Mitzi Szereto -- you remember her, I'm sure -- is preparing a book of female sexual fantasies. The aim being (and this is a serious academic study, I will have you know; Black Lace books have a reputation for that kind of thing) to shed light on the female psyche at this particularly significant point in the new millennium. Or something like that.
If you want to take part, you go to the Black Lace web site and fill in the questionnaire. Or try to. It's not easy to find, and when you do get to the right page it says 'reader questionnaire to follow soon'. Little right hand/left hand problem here one feels, but never mind. You get the general idea. (Original link from booktrade.info).

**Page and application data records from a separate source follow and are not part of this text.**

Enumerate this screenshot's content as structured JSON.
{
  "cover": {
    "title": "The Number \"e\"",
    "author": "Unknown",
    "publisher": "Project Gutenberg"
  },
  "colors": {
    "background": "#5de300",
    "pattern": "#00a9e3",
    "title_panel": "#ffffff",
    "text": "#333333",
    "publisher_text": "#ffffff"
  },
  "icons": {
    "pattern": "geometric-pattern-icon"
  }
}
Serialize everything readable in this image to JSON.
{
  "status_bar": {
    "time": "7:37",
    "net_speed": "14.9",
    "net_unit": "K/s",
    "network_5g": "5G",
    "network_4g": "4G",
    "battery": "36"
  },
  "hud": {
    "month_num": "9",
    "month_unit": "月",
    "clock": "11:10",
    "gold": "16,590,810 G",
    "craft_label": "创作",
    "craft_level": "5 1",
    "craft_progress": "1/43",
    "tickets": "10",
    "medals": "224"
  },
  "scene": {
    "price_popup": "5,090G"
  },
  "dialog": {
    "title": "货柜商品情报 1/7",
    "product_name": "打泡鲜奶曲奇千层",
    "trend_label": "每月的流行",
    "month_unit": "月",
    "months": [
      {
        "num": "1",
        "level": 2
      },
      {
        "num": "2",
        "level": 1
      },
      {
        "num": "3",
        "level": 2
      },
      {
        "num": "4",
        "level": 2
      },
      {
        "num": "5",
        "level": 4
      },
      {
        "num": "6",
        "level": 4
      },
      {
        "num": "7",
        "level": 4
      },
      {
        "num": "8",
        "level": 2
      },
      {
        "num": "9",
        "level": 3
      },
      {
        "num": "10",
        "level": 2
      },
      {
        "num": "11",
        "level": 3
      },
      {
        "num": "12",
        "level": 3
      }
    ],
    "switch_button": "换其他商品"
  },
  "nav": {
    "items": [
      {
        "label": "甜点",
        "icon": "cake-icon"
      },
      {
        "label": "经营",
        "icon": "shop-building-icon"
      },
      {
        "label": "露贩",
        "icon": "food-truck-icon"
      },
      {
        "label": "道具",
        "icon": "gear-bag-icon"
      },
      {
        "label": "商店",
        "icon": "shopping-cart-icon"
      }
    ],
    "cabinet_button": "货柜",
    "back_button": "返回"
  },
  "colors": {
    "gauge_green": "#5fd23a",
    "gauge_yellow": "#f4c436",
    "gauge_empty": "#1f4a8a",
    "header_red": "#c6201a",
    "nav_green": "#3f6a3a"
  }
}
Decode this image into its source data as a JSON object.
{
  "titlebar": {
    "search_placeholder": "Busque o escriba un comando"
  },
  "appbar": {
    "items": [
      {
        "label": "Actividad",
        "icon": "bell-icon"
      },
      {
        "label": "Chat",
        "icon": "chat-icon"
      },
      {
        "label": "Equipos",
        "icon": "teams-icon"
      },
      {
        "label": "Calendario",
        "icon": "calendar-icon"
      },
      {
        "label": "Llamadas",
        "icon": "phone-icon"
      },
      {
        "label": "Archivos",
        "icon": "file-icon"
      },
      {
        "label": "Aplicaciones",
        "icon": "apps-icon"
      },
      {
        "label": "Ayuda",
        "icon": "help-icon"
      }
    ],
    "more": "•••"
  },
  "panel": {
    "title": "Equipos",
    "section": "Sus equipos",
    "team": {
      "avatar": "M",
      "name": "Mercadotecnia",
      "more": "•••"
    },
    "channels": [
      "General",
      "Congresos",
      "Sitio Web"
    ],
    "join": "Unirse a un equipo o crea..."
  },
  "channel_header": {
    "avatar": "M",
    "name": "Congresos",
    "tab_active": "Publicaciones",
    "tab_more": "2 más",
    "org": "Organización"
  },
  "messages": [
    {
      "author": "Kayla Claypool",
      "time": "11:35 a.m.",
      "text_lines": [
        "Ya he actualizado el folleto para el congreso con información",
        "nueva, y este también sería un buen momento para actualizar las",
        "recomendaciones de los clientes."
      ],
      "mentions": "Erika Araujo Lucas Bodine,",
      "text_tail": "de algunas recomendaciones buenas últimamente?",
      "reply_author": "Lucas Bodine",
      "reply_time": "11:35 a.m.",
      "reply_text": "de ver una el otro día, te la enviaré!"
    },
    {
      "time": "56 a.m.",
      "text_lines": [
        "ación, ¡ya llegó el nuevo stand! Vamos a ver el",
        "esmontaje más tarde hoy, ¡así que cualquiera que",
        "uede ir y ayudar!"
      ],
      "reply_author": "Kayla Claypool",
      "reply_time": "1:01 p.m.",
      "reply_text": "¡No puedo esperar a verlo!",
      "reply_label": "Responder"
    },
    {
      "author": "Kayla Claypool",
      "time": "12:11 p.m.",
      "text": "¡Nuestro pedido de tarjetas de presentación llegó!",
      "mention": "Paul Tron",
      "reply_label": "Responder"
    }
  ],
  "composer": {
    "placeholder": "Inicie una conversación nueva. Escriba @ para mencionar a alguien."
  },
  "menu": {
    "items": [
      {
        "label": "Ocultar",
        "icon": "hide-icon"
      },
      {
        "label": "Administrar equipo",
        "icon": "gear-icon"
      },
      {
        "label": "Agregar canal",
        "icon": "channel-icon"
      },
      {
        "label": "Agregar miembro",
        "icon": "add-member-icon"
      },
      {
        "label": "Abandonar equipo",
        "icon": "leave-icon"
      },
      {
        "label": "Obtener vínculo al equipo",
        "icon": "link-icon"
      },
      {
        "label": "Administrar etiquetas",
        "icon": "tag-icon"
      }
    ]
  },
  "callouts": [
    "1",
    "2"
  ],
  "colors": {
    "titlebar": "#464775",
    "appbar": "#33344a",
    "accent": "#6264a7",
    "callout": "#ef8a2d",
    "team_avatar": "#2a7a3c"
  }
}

Of course it would be wholly inappropriate for any gentlemen of a mischievous turn of mind to invent a female persona and sign up in her name, so to speak. That would distort the whole thing, and introduce a bias into the findings which would deeply distress all seekers after the truth. So don't even think of it. Heh heh heh.
Maud Newton found an article which introduced me to some hitherto unknown rules of English grammar. And I bet you don't know them either.
Mike Palacek has a fictional vision of a near-future world in which neo fascists can stick you in jail for being in the wrong place at the wrong time. Totally incredible, as I'm sure you will agree; couldn't possibly happen here. Fiction gone mad.
Meanwhile, on the same general subject of combating terrorism, you might like to read last Sunday's review by Max Hastings of a new book by Professor Hennessy.
Michael Cader of Publishers Lunch draws attention to a rather nauseating post on the Google Book Search blog (cute kid, if you please). But behind this curious way of announcing something lie some key developments in the Google Book Search programme. Cader seems to have tested the system out and is so far not wildly enthusiastic about the actual results. A succinct explanation is available here.
Cader also reports that HarperCollins Publishers' Chief Executive Jane Friedman just didn't understand what The Dangerous Book for Boys meant. It means dollar signs, darling; very simple. Fortunately her sales staff urged her to stick with the title. The book had been a hit in England and Australia, and, in just two weeks, Dangerous has become the breakout hit of the US season. Despite taking out the stuff about cricket.
In the Times, Philip Kogan tells what it's like to run a small academic publishing house. (Hard work. Helps to be a workaholic.)
Over at Galleycat, Ron Hogan beats up some clown from the LA Times who thinks that bloggers are a lower form of life and should have their licence to write confiscated. Give him a kick from me, Ron.
At RazorPages.com, self-published or small-press authors get a chance to sell their books and, er, mingle with their readers. This is not a process that will appeal to everyone, but some will love it. Especially, I suspect, a certain kind of reader. Video, podcasts, and all like that. And there's a reader-driven knockout competition to identify 'the top 100 indie books'.
Word is (via Galleycat) that Rosie de Courcy is joining Random House UK. But she is described as a 'veteran publisher'. This makes me feel old. Bloody hell, I had an interview with Rosie when she was still a teenager, fresh her first triumph of persuading some US paperback firm to pay a ridiculous sum of money for some bodice-ripper (can't remember the details). We got on OK but she didn't buy my book.
... which may be a considerable relief if you've got this far. Bloggers are firmly put in their place by... no. no. Must resist the temptation to say what I really think about this woman, especially after yesterday's piece on libel. But one Sheila Kohler says this:
Occasionally someone may mention my books in a blog. I believe the dangers of this indiscriminate reporting on books is that people who have no knowledge of literature can air their views as though they were of value and may influence readers.(Link from Galleycat.) God forbid, of course, that anyone should ever believe any of the crap that people put on blogs. This brilliant piece of analysis comes, by the way, from a woman who has just hired a publicist, who is, naturally, contacting lots of blogs....
As I have frequently said, the first requirement for working in the book world is a sense of humour.